By Heidi Simmons
It seems the term “autobiography” has been replaced by “memoir.” And for good reason: Sharing personal experiences is far more potent than simply recounting one’s life.
In Oliver Sack’s On The Move (Alfred Knopf, 416 pages) and Etgar Keret’s The Seven Good Years (Riverhead Books, 192 pages) literary men share their passion for narrative through the highs and lows of their own life story.
On The Move is the personal story of the physician and author behind the wonderful non-fiction work Awakenings, The Man Who Mistook His Wife for a Hat and ten other amazing books about human beings and the complicated nature of the brain and perception.
Sacks, who recently turned 82, reveals his love for science and writing. He begins with his obsession for motorcycles. Sent away to boarding school during the war in England, motorbikes represented freedom and power. The book is constructed with the big moves in his life and significant trips that include America, Israel, Amsterdam and Norway.
A brilliant child by all accounts, Sacks never boasts or brags. He simply puts his life in context to the world he so acutely observes. He was a curious child growing up in a household where he was encouraged to explore his interests.
Sacks’ parents were both physicians; his mother a surgeon and father a general practitioner who worked from home. Sacks was the youngest of four boys. His two eldest brothers became medical doctors as well. The other, just as brilliant, became schizophrenic.
Sacks shares the difficulty of being gay in England, where homosexuality was illegal. His mother called him as an abomination. Indeed, the book includes his search for love, but mainly stays around his maturation into adulthood as he pursued a career as a prominent neurologist. During this time he discovered his ability to write about his patients and experience. He includes the catalyst and circumstances for many of the books he authored.
Ultimately, the memoir is his discovery that he is an author first and that writing is his gift and greatest pleasure — perhaps even an addiction. Using journals he kept from the age of 14 and letters he wrote to friends and family, and the return responses, he reconstructs important moments in his life. “I find these old letters a great treasure, a corrective to the deceits of memory and fantasy.”

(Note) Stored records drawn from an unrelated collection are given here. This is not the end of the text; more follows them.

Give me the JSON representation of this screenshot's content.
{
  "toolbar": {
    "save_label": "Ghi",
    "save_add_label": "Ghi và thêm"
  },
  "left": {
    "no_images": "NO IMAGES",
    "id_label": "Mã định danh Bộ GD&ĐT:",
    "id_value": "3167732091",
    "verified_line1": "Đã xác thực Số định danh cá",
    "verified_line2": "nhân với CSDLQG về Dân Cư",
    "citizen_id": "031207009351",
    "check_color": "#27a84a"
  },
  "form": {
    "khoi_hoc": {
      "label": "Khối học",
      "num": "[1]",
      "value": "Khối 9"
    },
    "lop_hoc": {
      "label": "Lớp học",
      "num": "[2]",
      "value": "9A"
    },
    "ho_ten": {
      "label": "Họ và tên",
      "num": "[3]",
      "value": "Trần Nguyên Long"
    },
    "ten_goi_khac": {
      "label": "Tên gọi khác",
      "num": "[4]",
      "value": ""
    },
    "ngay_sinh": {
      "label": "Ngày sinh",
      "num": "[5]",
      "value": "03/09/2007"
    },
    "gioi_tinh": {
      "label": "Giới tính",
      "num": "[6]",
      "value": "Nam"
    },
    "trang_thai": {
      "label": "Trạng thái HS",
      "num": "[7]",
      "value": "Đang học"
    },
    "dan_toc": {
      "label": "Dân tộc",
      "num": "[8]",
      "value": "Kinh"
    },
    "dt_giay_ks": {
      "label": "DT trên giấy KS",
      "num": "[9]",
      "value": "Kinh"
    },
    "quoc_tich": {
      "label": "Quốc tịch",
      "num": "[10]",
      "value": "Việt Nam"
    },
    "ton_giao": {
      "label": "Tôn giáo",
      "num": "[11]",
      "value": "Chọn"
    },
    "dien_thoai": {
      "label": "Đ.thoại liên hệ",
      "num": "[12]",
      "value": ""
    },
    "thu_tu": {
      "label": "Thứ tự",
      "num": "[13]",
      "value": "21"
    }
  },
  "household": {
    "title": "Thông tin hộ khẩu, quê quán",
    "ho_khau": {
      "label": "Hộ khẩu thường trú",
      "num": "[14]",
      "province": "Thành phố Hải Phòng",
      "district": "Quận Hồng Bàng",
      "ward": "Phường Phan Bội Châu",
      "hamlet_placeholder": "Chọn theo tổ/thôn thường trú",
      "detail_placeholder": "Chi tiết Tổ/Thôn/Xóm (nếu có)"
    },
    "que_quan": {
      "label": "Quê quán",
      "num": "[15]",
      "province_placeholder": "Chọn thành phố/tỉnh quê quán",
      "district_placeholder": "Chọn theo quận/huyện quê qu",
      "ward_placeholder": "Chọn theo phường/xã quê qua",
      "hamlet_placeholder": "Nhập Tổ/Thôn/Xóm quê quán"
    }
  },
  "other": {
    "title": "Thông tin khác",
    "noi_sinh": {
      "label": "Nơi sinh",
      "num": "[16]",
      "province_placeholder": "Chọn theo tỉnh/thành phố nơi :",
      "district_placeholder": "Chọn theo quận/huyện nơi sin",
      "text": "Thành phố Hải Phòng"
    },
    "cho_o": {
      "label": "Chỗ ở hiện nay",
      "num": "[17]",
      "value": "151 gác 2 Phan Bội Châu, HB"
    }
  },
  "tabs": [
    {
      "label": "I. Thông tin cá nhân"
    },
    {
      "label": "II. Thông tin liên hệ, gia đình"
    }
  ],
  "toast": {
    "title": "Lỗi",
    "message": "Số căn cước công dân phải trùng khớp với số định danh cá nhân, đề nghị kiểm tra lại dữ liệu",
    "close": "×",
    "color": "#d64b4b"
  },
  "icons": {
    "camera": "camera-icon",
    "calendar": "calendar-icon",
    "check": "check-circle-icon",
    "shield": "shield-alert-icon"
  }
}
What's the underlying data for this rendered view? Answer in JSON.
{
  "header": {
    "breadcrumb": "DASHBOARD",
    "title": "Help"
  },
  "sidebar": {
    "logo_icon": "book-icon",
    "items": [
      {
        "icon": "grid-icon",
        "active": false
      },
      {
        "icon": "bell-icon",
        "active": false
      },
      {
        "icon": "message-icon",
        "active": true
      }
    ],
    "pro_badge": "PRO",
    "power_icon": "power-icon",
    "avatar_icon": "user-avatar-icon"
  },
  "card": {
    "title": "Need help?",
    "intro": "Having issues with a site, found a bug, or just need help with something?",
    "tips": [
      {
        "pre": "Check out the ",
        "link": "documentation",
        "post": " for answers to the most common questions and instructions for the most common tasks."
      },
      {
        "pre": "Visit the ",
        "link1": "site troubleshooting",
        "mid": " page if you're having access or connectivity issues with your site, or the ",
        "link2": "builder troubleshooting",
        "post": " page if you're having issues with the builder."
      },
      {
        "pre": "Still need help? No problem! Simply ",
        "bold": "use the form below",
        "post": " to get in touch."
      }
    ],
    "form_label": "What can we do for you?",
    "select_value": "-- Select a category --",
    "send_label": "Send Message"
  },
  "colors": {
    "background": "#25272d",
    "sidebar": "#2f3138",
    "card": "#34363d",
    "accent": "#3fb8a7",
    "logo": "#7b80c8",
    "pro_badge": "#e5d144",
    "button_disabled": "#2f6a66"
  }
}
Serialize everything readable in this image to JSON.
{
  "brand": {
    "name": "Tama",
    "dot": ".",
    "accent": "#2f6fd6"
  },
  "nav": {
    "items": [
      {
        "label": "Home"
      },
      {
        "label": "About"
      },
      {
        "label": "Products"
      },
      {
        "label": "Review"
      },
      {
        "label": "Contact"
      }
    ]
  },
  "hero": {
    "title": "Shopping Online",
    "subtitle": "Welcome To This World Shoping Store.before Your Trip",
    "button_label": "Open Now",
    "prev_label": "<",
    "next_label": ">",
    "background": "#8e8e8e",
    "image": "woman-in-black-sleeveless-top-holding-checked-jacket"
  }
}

With easy prose and a generous spirit, Sacks doles out his life like the proverbial open book. Unashamed and fearless, he shares his passion for scientific discovery, the human species and the joy of being able to write about it.
The Seven Good Years is Keret’s account of life beginning with the birth of his son and ending with the death of his much beloved father. It’s all set with the backdrop of a turbulent Israel.
With short, witty chapters that cover a seven-year period, Keret shares a world in conflict – metaphorically, personally and literally. It begins with his wife giving birth as doctors run to help victims of a terrorist attack.
A first generation Israeli, Keret’s parents are Polish immigrants who survived the war. His mother was the only survivor in her family. His father’s family was carried out of a hiding place by the Russians. The hidey-hole was so small the family’s muscles had atrophied.
Keret’s sister marries into a Jewish Orthodox family and is considered “wed and dead” since she can no longer associate with her secular family. During a missile attack, Keret’s “nervous” seven-year-old son becomes part of “pastrami sandwich” between his folks when the family takes cover in a ditch — a game they hope not to play again.
There are lighter moments. When Keret attends a writer’s festival in Germany, he fights with a guy who he thinks is insulting him as a Jew, when in fact, he has misunderstood the language. The guy was upset about a car parked illegally.
My favorite story is in “Year Four” called “Bombs Away.” When Keret hears that Iranian President Ahmadinejad wants to annihilate Israel, he and his wife stop worrying about upkeep on their house. He only sprays cockroaches because they’ll survive the nuclear attack.
They spend their money and run up debt since life as they know it may soon end. But in a dream, Ahmadinejad comes to Keret, hugs him and kisses both cheeks and whispers in perfect Yiddish, “My brother, I love you.” The next day Keret fixes the plumbing and cleans the house.
All the stories over the seven years are charming tales of life in an uncertain world. Keret has a beautiful way with narrative that is filled with humanity and insight. As a father, he paints a picture of a tenuous lifestyle. The subtext is desperate — he only wants peace and a better life for his son, family and country.
I enjoyed both these books and found them to be complimentary companion pieces. They made me laugh and brought me close to tears.
Each author tells of sitting Shiva after the death of a parent. Although both Sacks and Keret are secular Jews, they are deeply moved by this act with their siblings and it changes them as human beings. They are able to better reflect on their own lives.
During his mandatory service with the Israeli Army, Keret wrote his first short story. When he shared it with his brother, he realized he had transmitted his feelings from his mind into his brother’s mind. “I had discovered magic that I needed to help me survive…”
Author Sacks concludes his book: “Over a lifetime, I have written millions of words, but the act of writing seems as fresh, and as much fun as when I started it nearly seventy years ago.”
Sacks and Keret thrive by writing about the mystery of life. Whether an entire life or just a snapshot, both authors embrace powerful memories and bring universal meaning to the graceful words they put on the page.